Valuation experts could be overvaluing a business caught up in a divorce, according to Alan Zipp in the article "In Divorce, Who Owns the Goodwill?" At issue is the personal goodwill that belongs to a person other than the divorcing parties of a business that is being valued as part of a marital estate. Zipp points out that, under generally accepted BV methods using an income approach, personal goodwill of the other owners may be included in the valuation of the business. Therein lies the problem.
Back it out: “In states where personal goodwill has been determined not to be marital property, it is incumbent on the appraiser to identify and value the personal goodwill of all individuals [italics added] and to exclude that personal goodwill value from the marital property value of the enterprise,” he writes in the December 2014 issue of Business Valuation Update, which is devoted to valuations in a divorce context.
Interestingly, Zipp presents the concept from the legal perspective of property ownership. That is, the value of personal goodwill should not be part of the marital estate because neither the business entity nor the divorcing spouse has a legal property ownership interest in the personal goodwill of the other owners of the business.
What do you think?
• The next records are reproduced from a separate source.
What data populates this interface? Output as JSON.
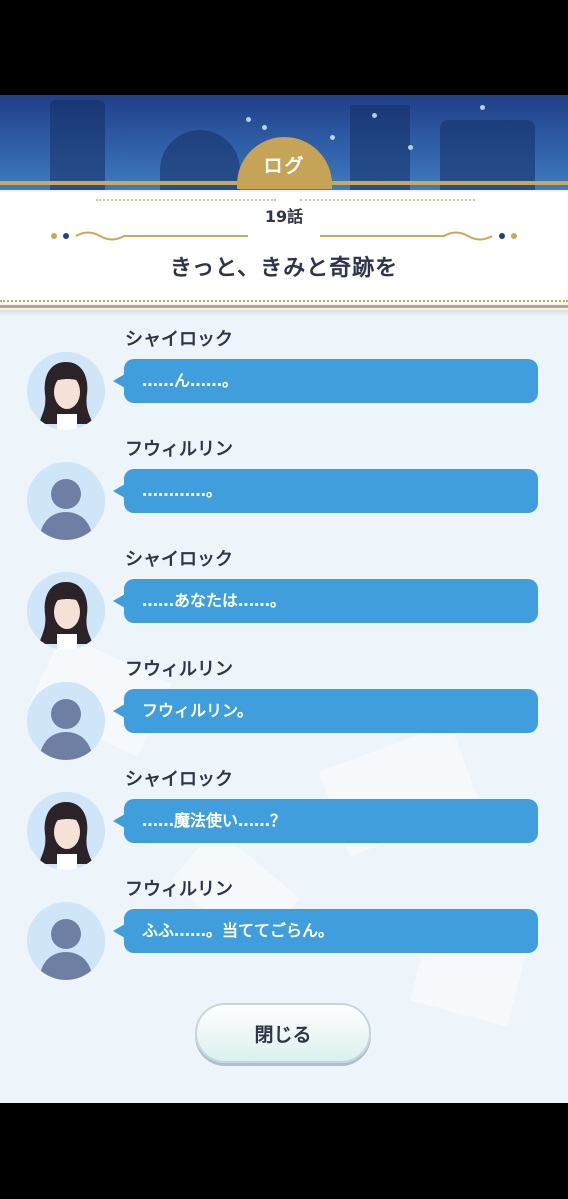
{
  "header": {
    "tab_label": "ログ",
    "episode": "19話",
    "title": "きっと、きみと奇跡を"
  },
  "messages": [
    {
      "speaker": "シャイロック",
      "text": "……ん……。",
      "avatar": "shylock-portrait"
    },
    {
      "speaker": "フウィルリン",
      "text": "…………。",
      "avatar": "silhouette-avatar"
    },
    {
      "speaker": "シャイロック",
      "text": "……あなたは……。",
      "avatar": "shylock-portrait"
    },
    {
      "speaker": "フウィルリン",
      "text": "フウィルリン。",
      "avatar": "silhouette-avatar"
    },
    {
      "speaker": "シャイロック",
      "text": "……魔法使い……？",
      "avatar": "shylock-portrait"
    },
    {
      "speaker": "フウィルリン",
      "text": "ふふ……。当ててごらん。",
      "avatar": "silhouette-avatar"
    }
  ],
  "footer": {
    "close_label": "閉じる"
  },
  "colors": {
    "gold": "#c9a85b",
    "bubble": "#3f9edb",
    "text": "#2e3547"
  }
}
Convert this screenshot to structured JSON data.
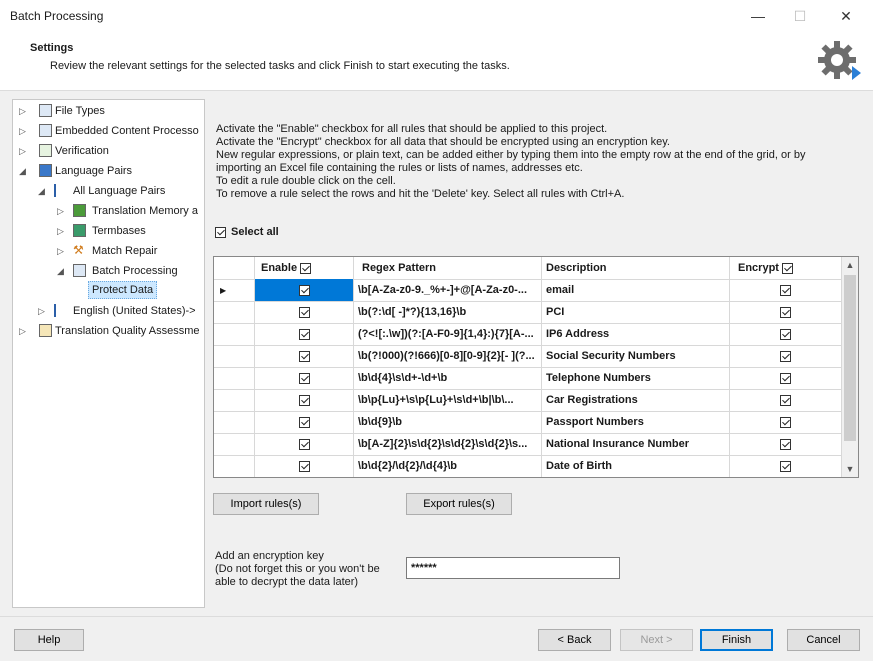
{
  "window": {
    "title": "Batch Processing",
    "minimize": "—",
    "maximize": "☐",
    "close": "✕"
  },
  "header": {
    "title": "Settings",
    "subtitle": "Review the relevant settings for the selected tasks and click Finish to start executing the tasks."
  },
  "tree": {
    "items": [
      {
        "label": "File Types",
        "icon": "settings-page-icon",
        "expander": "▷"
      },
      {
        "label": "Embedded Content Processo",
        "icon": "settings-page-icon",
        "expander": "▷"
      },
      {
        "label": "Verification",
        "icon": "verification-check-icon",
        "expander": "▷"
      },
      {
        "label": "Language Pairs",
        "icon": "language-pairs-icon",
        "expander": "◢"
      },
      {
        "label": "All Language Pairs",
        "icon": "flag-icon",
        "expander": "◢"
      },
      {
        "label": "Translation Memory a",
        "icon": "translation-memory-icon",
        "expander": "▷"
      },
      {
        "label": "Termbases",
        "icon": "termbase-icon",
        "expander": "▷"
      },
      {
        "label": "Match Repair",
        "icon": "wrench-icon",
        "expander": "▷"
      },
      {
        "label": "Batch Processing",
        "icon": "batch-settings-icon",
        "expander": "◢"
      },
      {
        "label": "Protect Data",
        "icon": "",
        "expander": ""
      },
      {
        "label": "English (United States)->",
        "icon": "flag-icon",
        "expander": "▷"
      },
      {
        "label": "Translation Quality Assessme",
        "icon": "quality-assessment-icon",
        "expander": "▷"
      }
    ]
  },
  "instructions": [
    "Activate the \"Enable\" checkbox for all rules that should be applied to this project.",
    "Activate the \"Encrypt\" checkbox for all data that should be encrypted using an encryption key.",
    "New regular expressions, or plain text, can be added either by typing them into the empty row at the end of the grid, or by",
    "importing an Excel file containing the rules or lists of names, addresses etc.",
    "To edit a rule double click on the cell.",
    "To remove a rule select the rows and hit the 'Delete' key.  Select all rules with Ctrl+A."
  ],
  "select_all": {
    "label": "Select all",
    "checked": true
  },
  "grid": {
    "columns": {
      "enable": "Enable",
      "pattern": "Regex Pattern",
      "description": "Description",
      "encrypt": "Encrypt"
    },
    "current_row_marker": "▶",
    "rows": [
      {
        "enable": true,
        "pattern": "\\b[A-Za-z0-9._%+-]+@[A-Za-z0-...",
        "description": "email",
        "encrypt": true
      },
      {
        "enable": true,
        "pattern": "\\b(?:\\d[ -]*?){13,16}\\b",
        "description": "PCI",
        "encrypt": true
      },
      {
        "enable": true,
        "pattern": "(?<![:.\\w])(?:[A-F0-9]{1,4}:){7}[A-...",
        "description": "IP6 Address",
        "encrypt": true
      },
      {
        "enable": true,
        "pattern": "\\b(?!000)(?!666)[0-8][0-9]{2}[- ](?...",
        "description": "Social Security Numbers",
        "encrypt": true
      },
      {
        "enable": true,
        "pattern": "\\b\\d{4}\\s\\d+-\\d+\\b",
        "description": "Telephone Numbers",
        "encrypt": true
      },
      {
        "enable": true,
        "pattern": "\\b\\p{Lu}+\\s\\p{Lu}+\\s\\d+\\b|\\b\\...",
        "description": "Car Registrations",
        "encrypt": true
      },
      {
        "enable": true,
        "pattern": "\\b\\d{9}\\b",
        "description": "Passport Numbers",
        "encrypt": true
      },
      {
        "enable": true,
        "pattern": "\\b[A-Z]{2}\\s\\d{2}\\s\\d{2}\\s\\d{2}\\s...",
        "description": "National Insurance Number",
        "encrypt": true
      },
      {
        "enable": true,
        "pattern": "\\b\\d{2}/\\d{2}/\\d{4}\\b",
        "description": "Date of Birth",
        "encrypt": true
      }
    ]
  },
  "buttons": {
    "import": "Import rules(s)",
    "export": "Export rules(s)",
    "help": "Help",
    "back": "< Back",
    "next": "Next >",
    "finish": "Finish",
    "cancel": "Cancel"
  },
  "encryption": {
    "label_line1": "Add an encryption key",
    "label_line2": "(Do not forget this or you won't be",
    "label_line3": "able to decrypt the data later)",
    "value": "******"
  },
  "colors": {
    "accent": "#0078d7",
    "selection": "#cde8ff",
    "gear": "#6d6d6d"
  }
}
We’d like your comments on this different perspective on personal goodwill in divorce.
Please let us know
if you have any comments about this article or enhancements you would like to see.